### Exercise instructions
Your task is to give the listing below back word for word, pictures excluded.

|---|

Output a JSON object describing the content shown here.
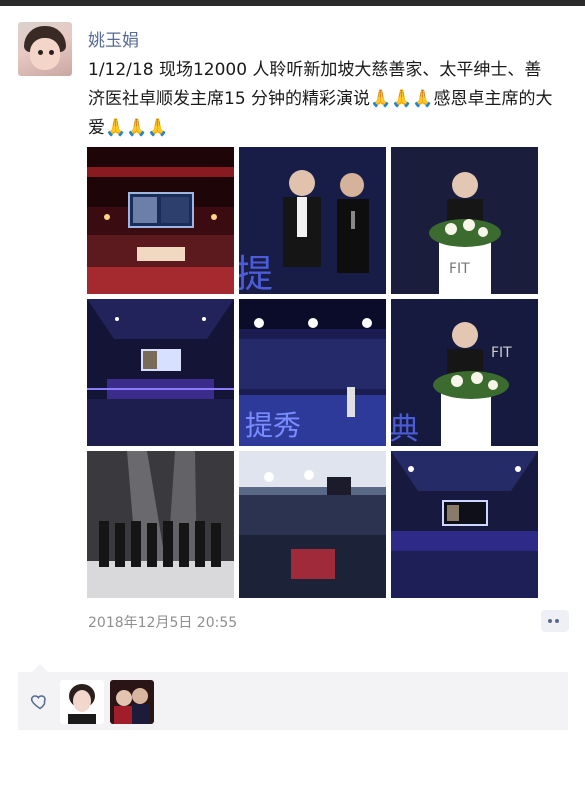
{
  "post": {
    "author": "姚玉娟",
    "text": "1/12/18 现场12000 人聆听新加坡大慈善家、太平绅士、善济医社卓顺发主席15 分钟的精彩演说🙏🙏🙏感恩卓主席的大爱🙏🙏🙏",
    "timestamp": "2018年12月5日 20:55",
    "photo_count": 9
  },
  "icons": {
    "comment": "comment-dots-icon",
    "like": "heart-outline-icon"
  },
  "likes": {
    "avatars": [
      "liker-avatar-1",
      "liker-avatar-2"
    ]
  },
  "colors": {
    "link": "#576b95",
    "text": "#1a1a1a",
    "meta": "#8f8f8f",
    "likes_bg": "#f3f3f5"
  }
}
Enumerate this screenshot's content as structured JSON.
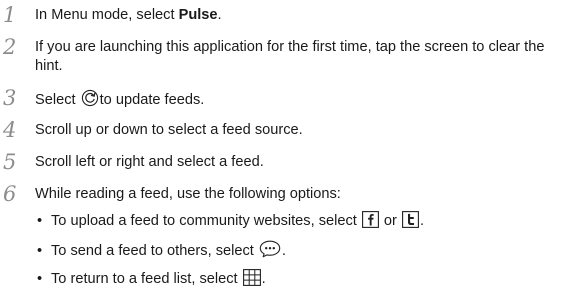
{
  "steps": [
    {
      "num": "1",
      "pre": "In Menu mode, select ",
      "bold": "Pulse",
      "post": "."
    },
    {
      "num": "2",
      "text": "If you are launching this application for the first time, tap the screen to clear the hint."
    },
    {
      "num": "3",
      "pre": "Select ",
      "icon": "refresh-icon",
      "post": "to update feeds."
    },
    {
      "num": "4",
      "text": "Scroll up or down to select a feed source."
    },
    {
      "num": "5",
      "text": "Scroll left or right and select a feed."
    },
    {
      "num": "6",
      "text": "While reading a feed, use the following options:"
    }
  ],
  "bullets": [
    {
      "dot": "•",
      "pre": "To upload a feed to community websites, select ",
      "icon1": "facebook-icon",
      "mid": " or ",
      "icon2": "twitter-icon",
      "post": "."
    },
    {
      "dot": "•",
      "pre": "To send a feed to others, select ",
      "icon": "share-message-icon",
      "post": "."
    },
    {
      "dot": "•",
      "pre": "To return to a feed list, select ",
      "icon": "grid-list-icon",
      "post": "."
    }
  ]
}
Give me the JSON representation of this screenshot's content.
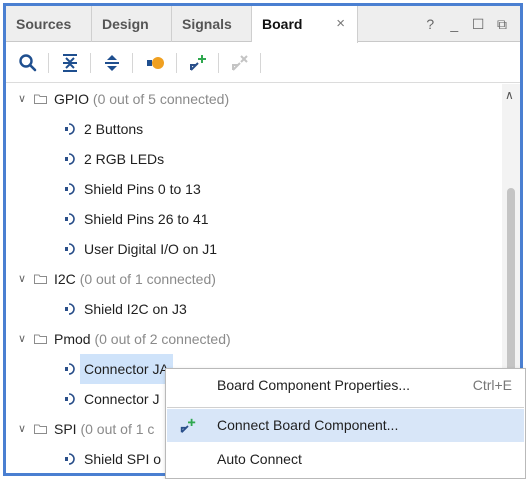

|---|

### Solved problem
Output a JSON object describing the content shown here.
{
  "post": {
    "author": "姚玉娟",
    "text": "1/12/18 现场12000 人聆听新加坡大慈善家、太平绅士、善济医社卓顺发主席15 分钟的精彩演说🙏🙏🙏感恩卓主席的大爱🙏🙏🙏",
    "timestamp": "2018年12月5日 20:55",
    "photo_count": 9
  },
  "icons": {
    "comment": "comment-dots-icon",
    "like": "heart-outline-icon"
  },
  "likes": {
    "avatars": [
      "liker-avatar-1",
      "liker-avatar-2"
    ]
  },
  "colors": {
    "link": "#576b95",
    "text": "#1a1a1a",
    "meta": "#8f8f8f",
    "likes_bg": "#f3f3f5"
  }
}
Enumerate this screenshot's content as structured JSON.
{
  "steps": [
    {
      "num": "1",
      "pre": "In Menu mode, select ",
      "bold": "Pulse",
      "post": "."
    },
    {
      "num": "2",
      "text": "If you are launching this application for the first time, tap the screen to clear the hint."
    },
    {
      "num": "3",
      "pre": "Select ",
      "icon": "refresh-icon",
      "post": "to update feeds."
    },
    {
      "num": "4",
      "text": "Scroll up or down to select a feed source."
    },
    {
      "num": "5",
      "text": "Scroll left or right and select a feed."
    },
    {
      "num": "6",
      "text": "While reading a feed, use the following options:"
    }
  ],
  "bullets": [
    {
      "dot": "•",
      "pre": "To upload a feed to community websites, select ",
      "icon1": "facebook-icon",
      "mid": " or ",
      "icon2": "twitter-icon",
      "post": "."
    },
    {
      "dot": "•",
      "pre": "To send a feed to others, select ",
      "icon": "share-message-icon",
      "post": "."
    },
    {
      "dot": "•",
      "pre": "To return to a feed list, select ",
      "icon": "grid-list-icon",
      "post": "."
    }
  ]
}
Give me the JSON representation of this screenshot's content.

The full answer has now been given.